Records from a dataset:

☆ ☆ ☆ ☆

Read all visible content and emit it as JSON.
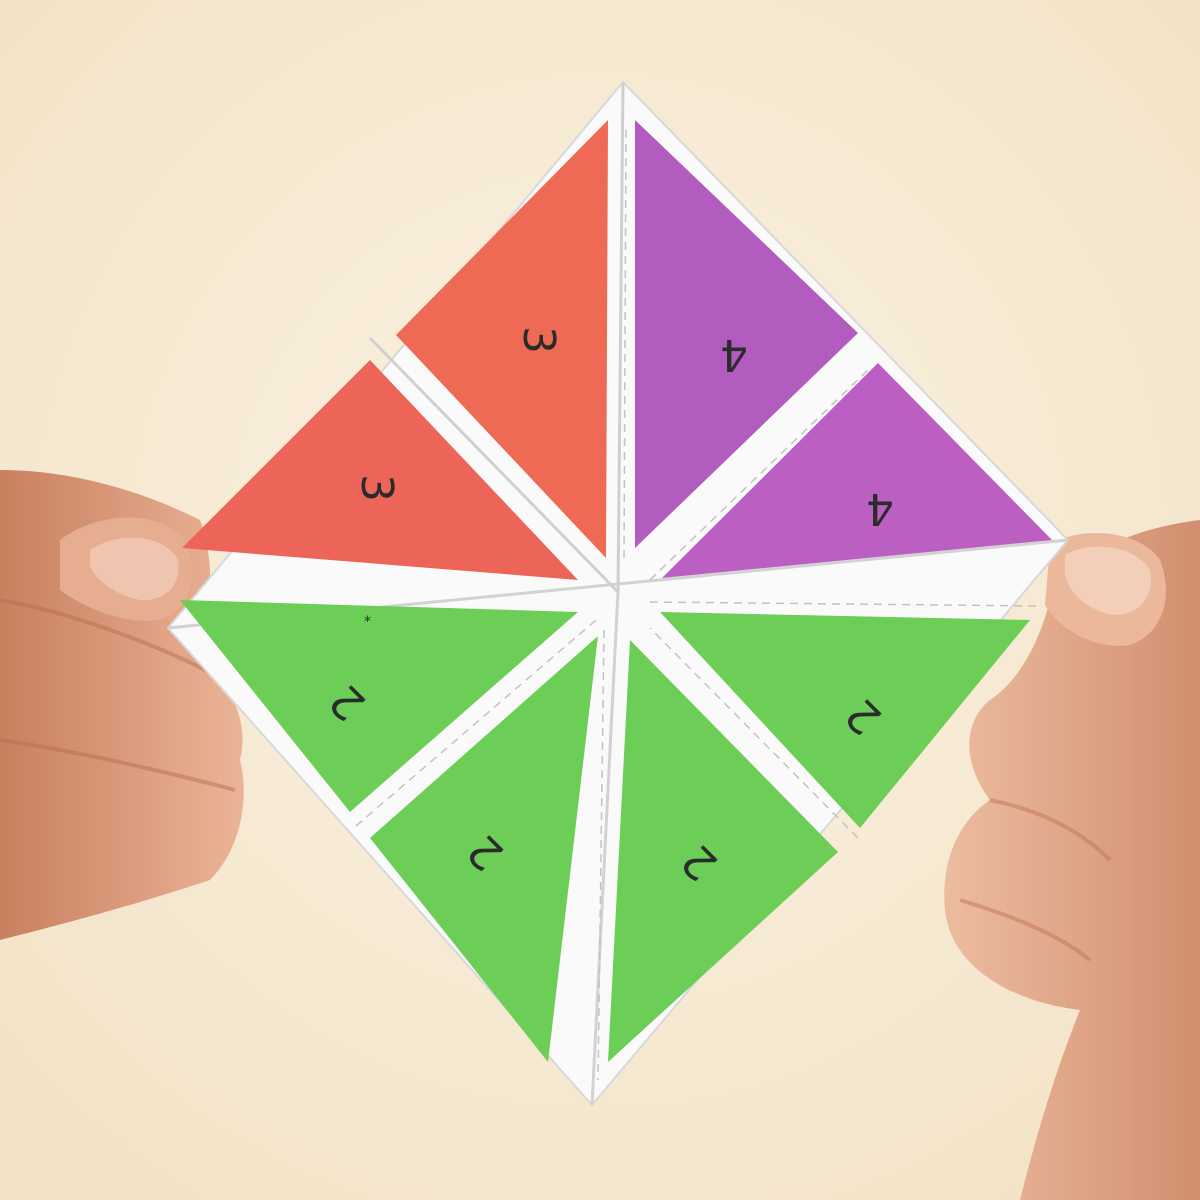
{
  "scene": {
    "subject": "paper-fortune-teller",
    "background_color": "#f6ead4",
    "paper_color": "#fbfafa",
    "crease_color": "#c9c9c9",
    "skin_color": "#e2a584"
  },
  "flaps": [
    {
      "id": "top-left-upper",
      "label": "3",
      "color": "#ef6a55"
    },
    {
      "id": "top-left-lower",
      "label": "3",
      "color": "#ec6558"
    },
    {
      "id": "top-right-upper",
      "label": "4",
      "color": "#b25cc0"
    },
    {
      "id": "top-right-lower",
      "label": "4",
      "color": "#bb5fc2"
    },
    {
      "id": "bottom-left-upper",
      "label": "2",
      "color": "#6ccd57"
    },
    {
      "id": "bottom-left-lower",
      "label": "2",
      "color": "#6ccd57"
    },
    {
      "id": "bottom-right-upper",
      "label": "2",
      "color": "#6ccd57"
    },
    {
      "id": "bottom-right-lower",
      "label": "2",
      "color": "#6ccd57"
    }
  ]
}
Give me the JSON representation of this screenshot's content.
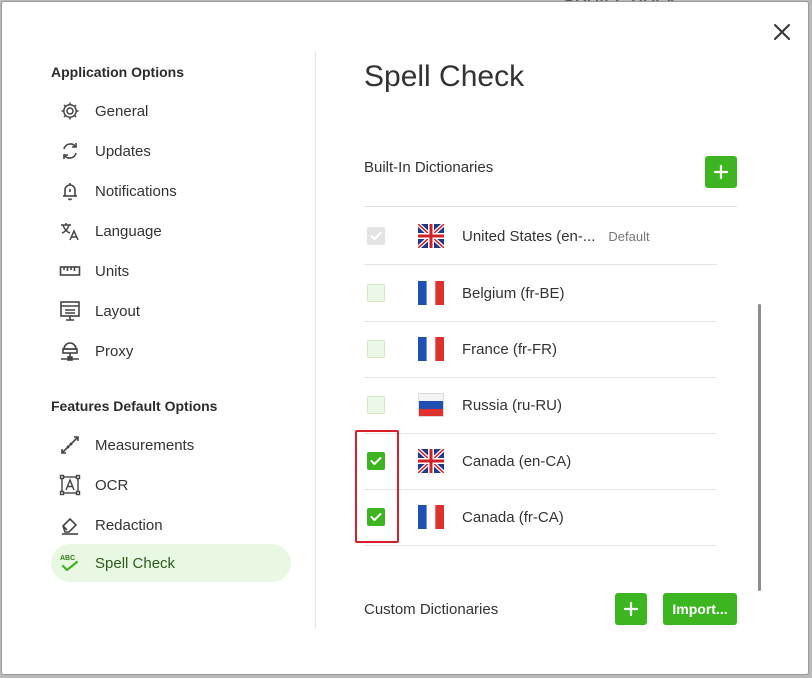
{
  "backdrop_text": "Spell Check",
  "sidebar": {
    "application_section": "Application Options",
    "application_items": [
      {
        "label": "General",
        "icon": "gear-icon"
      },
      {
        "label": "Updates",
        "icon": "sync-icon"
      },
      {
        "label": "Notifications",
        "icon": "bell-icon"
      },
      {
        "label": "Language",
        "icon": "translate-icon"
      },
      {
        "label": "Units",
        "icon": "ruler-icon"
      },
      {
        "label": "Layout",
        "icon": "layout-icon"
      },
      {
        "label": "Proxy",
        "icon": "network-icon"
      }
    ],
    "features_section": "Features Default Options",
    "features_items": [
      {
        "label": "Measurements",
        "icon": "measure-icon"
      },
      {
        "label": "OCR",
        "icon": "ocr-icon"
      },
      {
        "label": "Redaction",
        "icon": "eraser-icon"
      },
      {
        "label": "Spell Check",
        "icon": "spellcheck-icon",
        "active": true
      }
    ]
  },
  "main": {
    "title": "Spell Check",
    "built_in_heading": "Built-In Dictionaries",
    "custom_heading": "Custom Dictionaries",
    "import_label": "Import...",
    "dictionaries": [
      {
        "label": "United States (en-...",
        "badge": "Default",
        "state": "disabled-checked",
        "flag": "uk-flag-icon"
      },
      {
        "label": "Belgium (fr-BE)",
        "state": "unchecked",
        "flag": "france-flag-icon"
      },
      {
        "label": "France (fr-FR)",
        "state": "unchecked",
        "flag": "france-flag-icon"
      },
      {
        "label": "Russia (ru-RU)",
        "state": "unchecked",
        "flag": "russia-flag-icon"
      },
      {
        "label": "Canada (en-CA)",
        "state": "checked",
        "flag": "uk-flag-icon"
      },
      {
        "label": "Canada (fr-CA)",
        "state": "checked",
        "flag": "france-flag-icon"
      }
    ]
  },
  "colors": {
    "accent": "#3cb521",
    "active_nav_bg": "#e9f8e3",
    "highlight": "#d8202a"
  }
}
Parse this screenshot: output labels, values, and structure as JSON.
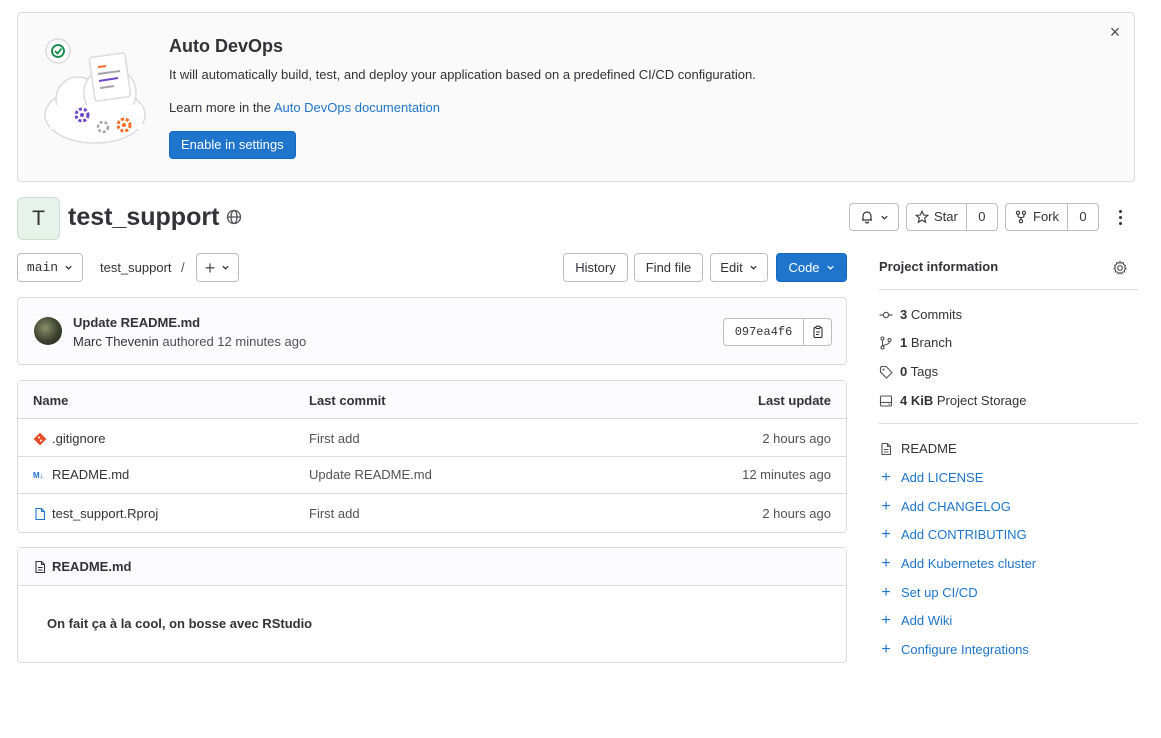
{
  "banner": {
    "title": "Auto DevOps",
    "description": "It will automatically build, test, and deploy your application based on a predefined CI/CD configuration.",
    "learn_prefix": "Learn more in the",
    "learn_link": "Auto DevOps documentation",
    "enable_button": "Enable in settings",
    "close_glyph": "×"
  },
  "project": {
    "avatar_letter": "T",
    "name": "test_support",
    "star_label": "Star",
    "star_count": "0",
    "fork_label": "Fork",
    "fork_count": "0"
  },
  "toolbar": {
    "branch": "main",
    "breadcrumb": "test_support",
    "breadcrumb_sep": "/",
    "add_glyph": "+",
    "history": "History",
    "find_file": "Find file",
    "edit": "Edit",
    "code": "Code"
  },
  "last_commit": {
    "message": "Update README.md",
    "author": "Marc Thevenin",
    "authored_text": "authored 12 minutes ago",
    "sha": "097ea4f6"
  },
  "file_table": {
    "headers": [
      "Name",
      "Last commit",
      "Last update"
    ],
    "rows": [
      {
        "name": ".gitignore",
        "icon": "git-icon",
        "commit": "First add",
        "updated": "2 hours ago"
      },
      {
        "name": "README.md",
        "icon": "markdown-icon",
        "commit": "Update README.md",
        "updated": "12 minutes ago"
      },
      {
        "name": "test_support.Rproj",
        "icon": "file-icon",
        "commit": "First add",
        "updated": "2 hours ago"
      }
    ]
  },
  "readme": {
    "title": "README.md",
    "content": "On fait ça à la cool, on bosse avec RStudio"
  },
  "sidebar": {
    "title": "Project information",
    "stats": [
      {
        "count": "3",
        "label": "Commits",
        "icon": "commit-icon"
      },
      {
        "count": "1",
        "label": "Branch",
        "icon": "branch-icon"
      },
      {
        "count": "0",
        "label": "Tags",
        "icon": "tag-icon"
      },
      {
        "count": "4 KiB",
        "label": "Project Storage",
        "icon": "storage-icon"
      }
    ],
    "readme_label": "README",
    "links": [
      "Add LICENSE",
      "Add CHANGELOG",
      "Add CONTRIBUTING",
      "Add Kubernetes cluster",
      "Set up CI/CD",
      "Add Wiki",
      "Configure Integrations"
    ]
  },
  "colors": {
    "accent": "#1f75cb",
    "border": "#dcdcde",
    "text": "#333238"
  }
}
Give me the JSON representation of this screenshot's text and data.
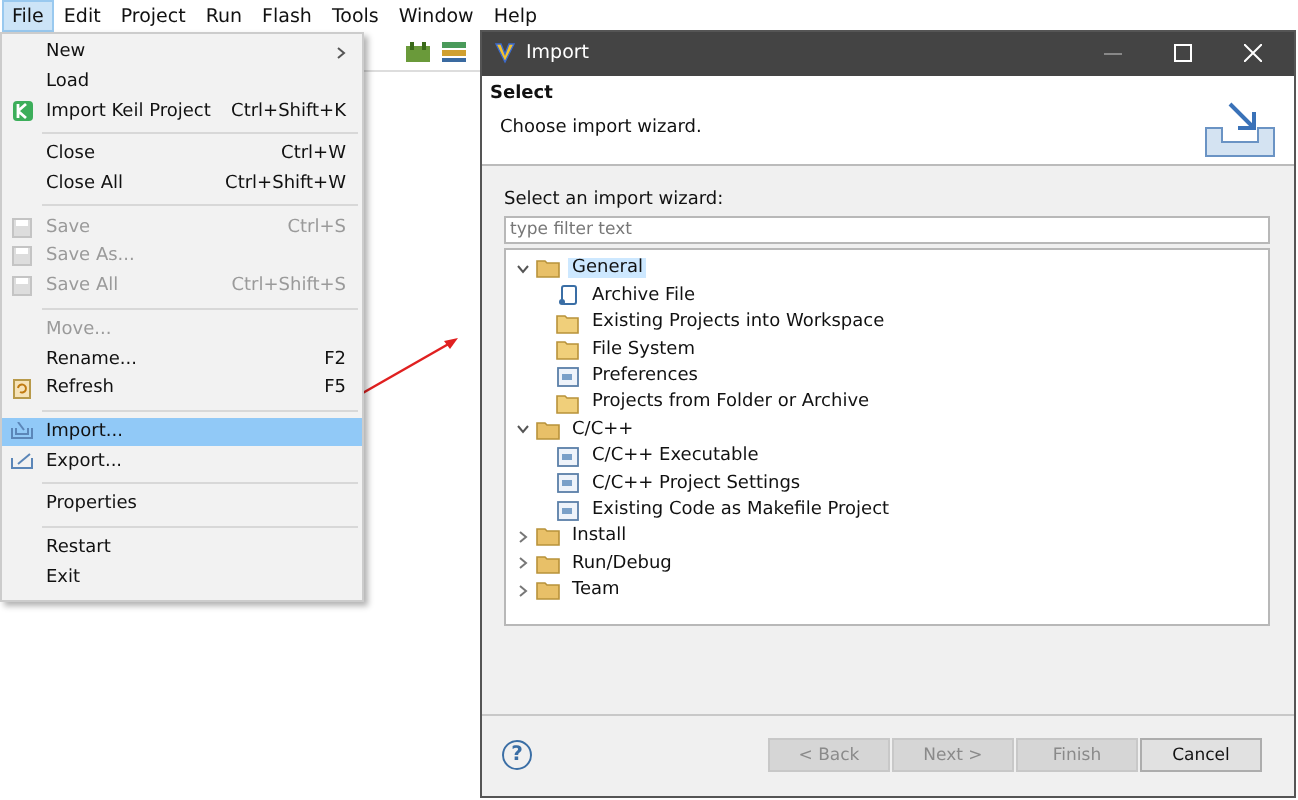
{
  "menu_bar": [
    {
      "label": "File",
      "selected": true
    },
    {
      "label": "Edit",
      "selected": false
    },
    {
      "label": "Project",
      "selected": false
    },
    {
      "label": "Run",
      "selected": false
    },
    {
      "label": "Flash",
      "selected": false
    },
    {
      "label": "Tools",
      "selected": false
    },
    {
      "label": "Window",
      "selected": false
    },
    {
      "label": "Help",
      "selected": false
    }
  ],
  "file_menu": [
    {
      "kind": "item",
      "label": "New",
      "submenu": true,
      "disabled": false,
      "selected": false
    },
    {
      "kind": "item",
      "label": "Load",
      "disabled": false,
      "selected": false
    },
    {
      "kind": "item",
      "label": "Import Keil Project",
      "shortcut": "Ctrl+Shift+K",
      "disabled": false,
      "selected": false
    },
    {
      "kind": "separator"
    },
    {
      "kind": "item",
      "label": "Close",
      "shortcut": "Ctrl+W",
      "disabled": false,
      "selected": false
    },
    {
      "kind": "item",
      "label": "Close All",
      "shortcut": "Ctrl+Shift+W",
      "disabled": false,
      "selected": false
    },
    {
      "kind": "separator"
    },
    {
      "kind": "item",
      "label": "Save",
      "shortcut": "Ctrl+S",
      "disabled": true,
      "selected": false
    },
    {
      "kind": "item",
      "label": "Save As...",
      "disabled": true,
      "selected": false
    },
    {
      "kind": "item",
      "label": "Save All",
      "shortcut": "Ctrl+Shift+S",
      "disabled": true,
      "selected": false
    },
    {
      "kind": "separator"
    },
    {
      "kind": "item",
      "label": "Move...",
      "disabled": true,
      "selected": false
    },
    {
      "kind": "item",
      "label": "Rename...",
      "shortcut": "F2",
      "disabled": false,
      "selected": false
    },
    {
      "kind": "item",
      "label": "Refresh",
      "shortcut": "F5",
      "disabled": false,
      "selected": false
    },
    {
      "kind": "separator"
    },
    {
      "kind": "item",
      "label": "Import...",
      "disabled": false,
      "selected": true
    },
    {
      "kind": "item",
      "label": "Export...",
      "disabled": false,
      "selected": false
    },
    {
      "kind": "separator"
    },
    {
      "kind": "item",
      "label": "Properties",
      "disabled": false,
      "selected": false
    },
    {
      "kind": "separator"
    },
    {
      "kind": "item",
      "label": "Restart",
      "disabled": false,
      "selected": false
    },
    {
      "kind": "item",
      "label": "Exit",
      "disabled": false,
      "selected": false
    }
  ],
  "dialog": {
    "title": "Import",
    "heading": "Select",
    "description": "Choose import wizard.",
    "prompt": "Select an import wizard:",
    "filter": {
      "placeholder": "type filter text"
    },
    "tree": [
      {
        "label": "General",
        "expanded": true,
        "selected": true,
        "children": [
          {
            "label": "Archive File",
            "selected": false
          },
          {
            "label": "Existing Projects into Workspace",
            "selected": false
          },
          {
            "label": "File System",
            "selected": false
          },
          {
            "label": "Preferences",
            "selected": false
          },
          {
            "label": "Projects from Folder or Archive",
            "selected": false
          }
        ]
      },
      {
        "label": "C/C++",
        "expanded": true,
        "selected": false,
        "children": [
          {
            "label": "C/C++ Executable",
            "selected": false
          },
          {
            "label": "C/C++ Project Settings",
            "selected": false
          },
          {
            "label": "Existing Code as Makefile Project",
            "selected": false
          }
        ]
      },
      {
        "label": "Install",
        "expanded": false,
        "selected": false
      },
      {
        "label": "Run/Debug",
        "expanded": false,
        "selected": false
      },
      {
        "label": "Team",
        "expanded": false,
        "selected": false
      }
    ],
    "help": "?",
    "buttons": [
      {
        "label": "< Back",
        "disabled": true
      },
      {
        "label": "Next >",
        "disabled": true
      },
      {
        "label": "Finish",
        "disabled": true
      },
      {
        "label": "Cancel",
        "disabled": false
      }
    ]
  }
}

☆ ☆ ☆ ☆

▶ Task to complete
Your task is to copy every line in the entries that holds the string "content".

▶ Output of the task
Read all visible content and emit it as JSON.
Give me the JSON representation of this screenshot's content.
    "content": "On fait ça à la cool, on bosse avec RStudio"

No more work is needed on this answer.